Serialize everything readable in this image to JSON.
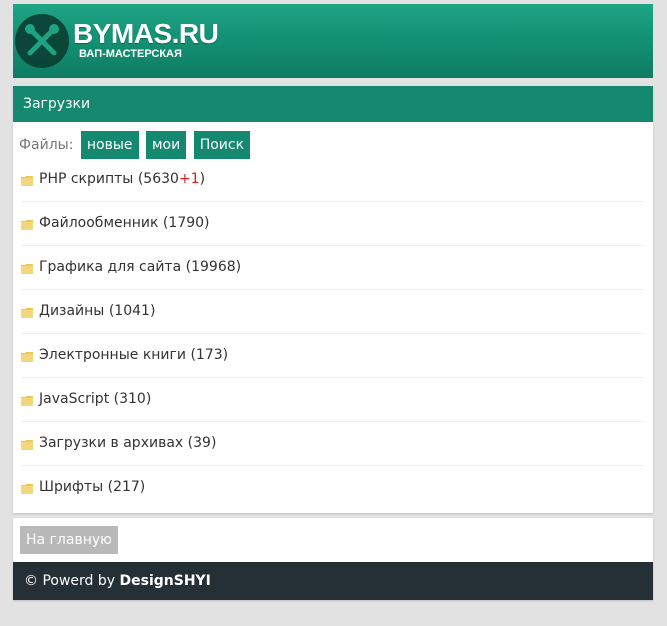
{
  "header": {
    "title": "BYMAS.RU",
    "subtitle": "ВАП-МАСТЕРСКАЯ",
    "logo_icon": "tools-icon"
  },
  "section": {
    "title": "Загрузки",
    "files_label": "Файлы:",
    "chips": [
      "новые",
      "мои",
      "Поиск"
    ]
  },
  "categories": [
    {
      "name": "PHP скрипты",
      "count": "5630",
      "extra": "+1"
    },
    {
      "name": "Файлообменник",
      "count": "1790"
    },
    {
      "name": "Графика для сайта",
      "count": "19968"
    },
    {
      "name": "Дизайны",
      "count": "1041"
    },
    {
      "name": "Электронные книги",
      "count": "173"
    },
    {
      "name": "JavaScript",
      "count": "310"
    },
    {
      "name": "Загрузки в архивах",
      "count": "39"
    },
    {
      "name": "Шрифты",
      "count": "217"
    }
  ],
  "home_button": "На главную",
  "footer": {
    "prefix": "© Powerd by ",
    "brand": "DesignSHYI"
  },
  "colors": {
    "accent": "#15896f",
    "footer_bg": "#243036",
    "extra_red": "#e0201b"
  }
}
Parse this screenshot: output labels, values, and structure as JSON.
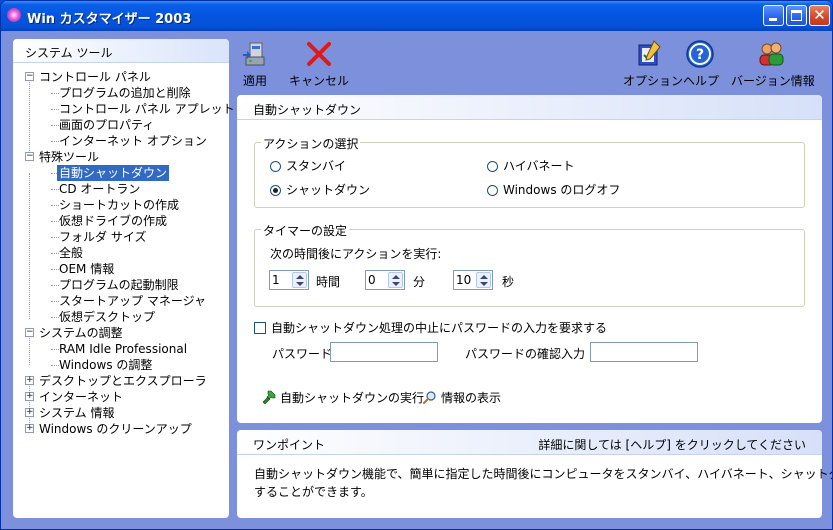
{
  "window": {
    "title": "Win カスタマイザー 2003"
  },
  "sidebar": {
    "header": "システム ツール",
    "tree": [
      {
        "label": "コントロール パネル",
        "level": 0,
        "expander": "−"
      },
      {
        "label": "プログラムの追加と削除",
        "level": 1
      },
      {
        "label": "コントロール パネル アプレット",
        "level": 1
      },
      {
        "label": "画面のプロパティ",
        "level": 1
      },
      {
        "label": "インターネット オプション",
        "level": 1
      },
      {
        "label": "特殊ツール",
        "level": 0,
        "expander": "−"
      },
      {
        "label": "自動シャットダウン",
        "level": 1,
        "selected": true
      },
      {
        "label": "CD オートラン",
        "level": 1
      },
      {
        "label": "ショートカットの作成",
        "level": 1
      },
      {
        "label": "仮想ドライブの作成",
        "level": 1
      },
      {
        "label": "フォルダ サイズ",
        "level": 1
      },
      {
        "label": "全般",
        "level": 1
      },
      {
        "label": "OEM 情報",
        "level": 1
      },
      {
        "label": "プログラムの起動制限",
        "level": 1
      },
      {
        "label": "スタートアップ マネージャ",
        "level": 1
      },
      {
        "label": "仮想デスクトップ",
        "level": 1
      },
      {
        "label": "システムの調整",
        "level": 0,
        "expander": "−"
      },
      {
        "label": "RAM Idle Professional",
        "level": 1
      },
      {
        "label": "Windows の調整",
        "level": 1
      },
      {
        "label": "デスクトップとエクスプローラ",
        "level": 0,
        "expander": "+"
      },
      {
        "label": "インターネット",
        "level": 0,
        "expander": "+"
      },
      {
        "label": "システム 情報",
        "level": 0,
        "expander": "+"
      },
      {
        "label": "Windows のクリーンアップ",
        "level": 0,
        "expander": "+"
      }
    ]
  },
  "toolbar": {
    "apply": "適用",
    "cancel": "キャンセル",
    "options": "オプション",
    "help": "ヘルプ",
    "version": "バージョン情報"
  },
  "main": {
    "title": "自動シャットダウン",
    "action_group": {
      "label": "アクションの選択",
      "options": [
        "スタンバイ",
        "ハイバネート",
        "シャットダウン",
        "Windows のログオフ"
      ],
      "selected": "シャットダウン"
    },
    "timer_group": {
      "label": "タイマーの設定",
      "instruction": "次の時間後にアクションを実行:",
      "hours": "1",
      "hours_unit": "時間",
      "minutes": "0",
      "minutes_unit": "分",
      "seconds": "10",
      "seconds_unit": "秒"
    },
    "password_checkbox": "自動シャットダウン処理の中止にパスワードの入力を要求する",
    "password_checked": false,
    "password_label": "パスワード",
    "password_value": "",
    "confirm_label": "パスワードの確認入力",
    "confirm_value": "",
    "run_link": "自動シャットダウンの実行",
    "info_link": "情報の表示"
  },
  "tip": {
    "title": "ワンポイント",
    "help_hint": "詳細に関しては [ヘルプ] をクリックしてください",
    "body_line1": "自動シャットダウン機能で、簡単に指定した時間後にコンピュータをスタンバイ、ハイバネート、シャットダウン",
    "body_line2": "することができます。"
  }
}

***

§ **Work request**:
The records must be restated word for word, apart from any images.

§ **Solved problem**:
Serialize everything readable in this image to JSON.
{
  "header": {
    "title": "BYMAS.RU",
    "subtitle": "ВАП-МАСТЕРСКАЯ",
    "logo_icon": "tools-icon"
  },
  "section": {
    "title": "Загрузки",
    "files_label": "Файлы:",
    "chips": [
      "новые",
      "мои",
      "Поиск"
    ]
  },
  "categories": [
    {
      "name": "PHP скрипты",
      "count": "5630",
      "extra": "+1"
    },
    {
      "name": "Файлообменник",
      "count": "1790"
    },
    {
      "name": "Графика для сайта",
      "count": "19968"
    },
    {
      "name": "Дизайны",
      "count": "1041"
    },
    {
      "name": "Электронные книги",
      "count": "173"
    },
    {
      "name": "JavaScript",
      "count": "310"
    },
    {
      "name": "Загрузки в архивах",
      "count": "39"
    },
    {
      "name": "Шрифты",
      "count": "217"
    }
  ],
  "home_button": "На главную",
  "footer": {
    "prefix": "© Powerd by ",
    "brand": "DesignSHYI"
  },
  "colors": {
    "accent": "#15896f",
    "footer_bg": "#243036",
    "extra_red": "#e0201b"
  }
}
Parse this screenshot: output labels, values, and structure as JSON.
{
  "window": {
    "title": "Win カスタマイザー 2003"
  },
  "sidebar": {
    "header": "システム ツール",
    "tree": [
      {
        "label": "コントロール パネル",
        "level": 0,
        "expander": "−"
      },
      {
        "label": "プログラムの追加と削除",
        "level": 1
      },
      {
        "label": "コントロール パネル アプレット",
        "level": 1
      },
      {
        "label": "画面のプロパティ",
        "level": 1
      },
      {
        "label": "インターネット オプション",
        "level": 1
      },
      {
        "label": "特殊ツール",
        "level": 0,
        "expander": "−"
      },
      {
        "label": "自動シャットダウン",
        "level": 1,
        "selected": true
      },
      {
        "label": "CD オートラン",
        "level": 1
      },
      {
        "label": "ショートカットの作成",
        "level": 1
      },
      {
        "label": "仮想ドライブの作成",
        "level": 1
      },
      {
        "label": "フォルダ サイズ",
        "level": 1
      },
      {
        "label": "全般",
        "level": 1
      },
      {
        "label": "OEM 情報",
        "level": 1
      },
      {
        "label": "プログラムの起動制限",
        "level": 1
      },
      {
        "label": "スタートアップ マネージャ",
        "level": 1
      },
      {
        "label": "仮想デスクトップ",
        "level": 1
      },
      {
        "label": "システムの調整",
        "level": 0,
        "expander": "−"
      },
      {
        "label": "RAM Idle Professional",
        "level": 1
      },
      {
        "label": "Windows の調整",
        "level": 1
      },
      {
        "label": "デスクトップとエクスプローラ",
        "level": 0,
        "expander": "+"
      },
      {
        "label": "インターネット",
        "level": 0,
        "expander": "+"
      },
      {
        "label": "システム 情報",
        "level": 0,
        "expander": "+"
      },
      {
        "label": "Windows のクリーンアップ",
        "level": 0,
        "expander": "+"
      }
    ]
  },
  "toolbar": {
    "apply": "適用",
    "cancel": "キャンセル",
    "options": "オプション",
    "help": "ヘルプ",
    "version": "バージョン情報"
  },
  "main": {
    "title": "自動シャットダウン",
    "action_group": {
      "label": "アクションの選択",
      "options": [
        "スタンバイ",
        "ハイバネート",
        "シャットダウン",
        "Windows のログオフ"
      ],
      "selected": "シャットダウン"
    },
    "timer_group": {
      "label": "タイマーの設定",
      "instruction": "次の時間後にアクションを実行:",
      "hours": "1",
      "hours_unit": "時間",
      "minutes": "0",
      "minutes_unit": "分",
      "seconds": "10",
      "seconds_unit": "秒"
    },
    "password_checkbox": "自動シャットダウン処理の中止にパスワードの入力を要求する",
    "password_checked": false,
    "password_label": "パスワード",
    "password_value": "",
    "confirm_label": "パスワードの確認入力",
    "confirm_value": "",
    "run_link": "自動シャットダウンの実行",
    "info_link": "情報の表示"
  },
  "tip": {
    "title": "ワンポイント",
    "help_hint": "詳細に関しては [ヘルプ] をクリックしてください",
    "body_line1": "自動シャットダウン機能で、簡単に指定した時間後にコンピュータをスタンバイ、ハイバネート、シャットダウン",
    "body_line2": "することができます。"
  }
}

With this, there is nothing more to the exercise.